— WHAT YOU WILL DO —
Print every line exactly as it appears in the material below.

::: SUPPLIED MATERIAL :::

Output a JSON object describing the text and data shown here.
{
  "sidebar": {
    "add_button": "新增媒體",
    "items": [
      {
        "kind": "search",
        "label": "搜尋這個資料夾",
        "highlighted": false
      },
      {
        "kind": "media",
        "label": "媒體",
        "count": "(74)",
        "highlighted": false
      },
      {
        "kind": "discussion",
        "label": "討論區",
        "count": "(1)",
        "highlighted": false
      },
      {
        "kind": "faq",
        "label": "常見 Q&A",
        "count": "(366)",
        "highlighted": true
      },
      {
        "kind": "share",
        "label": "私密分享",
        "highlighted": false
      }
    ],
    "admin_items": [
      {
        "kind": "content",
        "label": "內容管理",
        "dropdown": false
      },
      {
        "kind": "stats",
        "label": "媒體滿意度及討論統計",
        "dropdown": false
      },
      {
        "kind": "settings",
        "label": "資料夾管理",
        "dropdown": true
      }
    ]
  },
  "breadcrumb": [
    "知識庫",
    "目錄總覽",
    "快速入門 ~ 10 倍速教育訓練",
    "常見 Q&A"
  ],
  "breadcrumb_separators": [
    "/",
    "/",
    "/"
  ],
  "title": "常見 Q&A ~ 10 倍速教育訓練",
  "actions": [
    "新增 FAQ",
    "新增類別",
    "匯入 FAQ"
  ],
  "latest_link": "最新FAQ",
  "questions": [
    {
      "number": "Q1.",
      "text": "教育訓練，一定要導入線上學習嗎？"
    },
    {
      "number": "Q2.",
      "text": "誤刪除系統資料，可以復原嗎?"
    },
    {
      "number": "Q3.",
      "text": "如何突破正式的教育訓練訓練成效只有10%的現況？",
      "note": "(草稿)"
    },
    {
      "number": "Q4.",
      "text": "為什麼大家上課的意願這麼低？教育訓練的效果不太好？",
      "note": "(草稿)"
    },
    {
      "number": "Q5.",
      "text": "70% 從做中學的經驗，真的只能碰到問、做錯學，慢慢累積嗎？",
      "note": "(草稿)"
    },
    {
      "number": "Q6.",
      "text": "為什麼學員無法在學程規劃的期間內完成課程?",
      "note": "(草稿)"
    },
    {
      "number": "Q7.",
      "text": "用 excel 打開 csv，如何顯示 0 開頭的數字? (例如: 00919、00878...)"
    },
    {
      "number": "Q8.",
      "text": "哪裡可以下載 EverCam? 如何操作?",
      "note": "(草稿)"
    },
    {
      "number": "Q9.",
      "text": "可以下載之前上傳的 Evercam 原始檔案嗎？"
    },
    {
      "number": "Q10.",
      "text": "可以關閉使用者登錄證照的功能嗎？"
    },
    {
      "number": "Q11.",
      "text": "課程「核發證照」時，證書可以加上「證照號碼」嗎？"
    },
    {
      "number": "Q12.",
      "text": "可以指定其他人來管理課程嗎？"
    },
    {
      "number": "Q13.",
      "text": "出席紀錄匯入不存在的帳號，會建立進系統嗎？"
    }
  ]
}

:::

— YOUR RESPONSE —
Output a JSON object describing the text and data shown here.
{
  "sidebar": {
    "add_button": "新增媒體",
    "items": [
      {
        "kind": "search",
        "label": "搜尋這個資料夾",
        "highlighted": false
      },
      {
        "kind": "media",
        "label": "媒體",
        "count": "(74)",
        "highlighted": false
      },
      {
        "kind": "discussion",
        "label": "討論區",
        "count": "(1)",
        "highlighted": false
      },
      {
        "kind": "faq",
        "label": "常見 Q&A",
        "count": "(366)",
        "highlighted": true
      },
      {
        "kind": "share",
        "label": "私密分享",
        "highlighted": false
      }
    ],
    "admin_items": [
      {
        "kind": "content",
        "label": "內容管理",
        "dropdown": false
      },
      {
        "kind": "stats",
        "label": "媒體滿意度及討論統計",
        "dropdown": false
      },
      {
        "kind": "settings",
        "label": "資料夾管理",
        "dropdown": true
      }
    ]
  },
  "breadcrumb": [
    "知識庫",
    "目錄總覽",
    "快速入門 ~ 10 倍速教育訓練",
    "常見 Q&A"
  ],
  "breadcrumb_separators": [
    "/",
    "/",
    "/"
  ],
  "title": "常見 Q&A ~ 10 倍速教育訓練",
  "actions": [
    "新增 FAQ",
    "新增類別",
    "匯入 FAQ"
  ],
  "latest_link": "最新FAQ",
  "questions": [
    {
      "number": "Q1.",
      "text": "教育訓練，一定要導入線上學習嗎？"
    },
    {
      "number": "Q2.",
      "text": "誤刪除系統資料，可以復原嗎?"
    },
    {
      "number": "Q3.",
      "text": "如何突破正式的教育訓練訓練成效只有10%的現況？",
      "note": "(草稿)"
    },
    {
      "number": "Q4.",
      "text": "為什麼大家上課的意願這麼低？教育訓練的效果不太好？",
      "note": "(草稿)"
    },
    {
      "number": "Q5.",
      "text": "70% 從做中學的經驗，真的只能碰到問、做錯學，慢慢累積嗎？",
      "note": "(草稿)"
    },
    {
      "number": "Q6.",
      "text": "為什麼學員無法在學程規劃的期間內完成課程?",
      "note": "(草稿)"
    },
    {
      "number": "Q7.",
      "text": "用 excel 打開 csv，如何顯示 0 開頭的數字? (例如: 00919、00878...)"
    },
    {
      "number": "Q8.",
      "text": "哪裡可以下載 EverCam? 如何操作?",
      "note": "(草稿)"
    },
    {
      "number": "Q9.",
      "text": "可以下載之前上傳的 Evercam 原始檔案嗎？"
    },
    {
      "number": "Q10.",
      "text": "可以關閉使用者登錄證照的功能嗎？"
    },
    {
      "number": "Q11.",
      "text": "課程「核發證照」時，證書可以加上「證照號碼」嗎？"
    },
    {
      "number": "Q12.",
      "text": "可以指定其他人來管理課程嗎？"
    },
    {
      "number": "Q13.",
      "text": "出席紀錄匯入不存在的帳號，會建立進系統嗎？"
    }
  ]
}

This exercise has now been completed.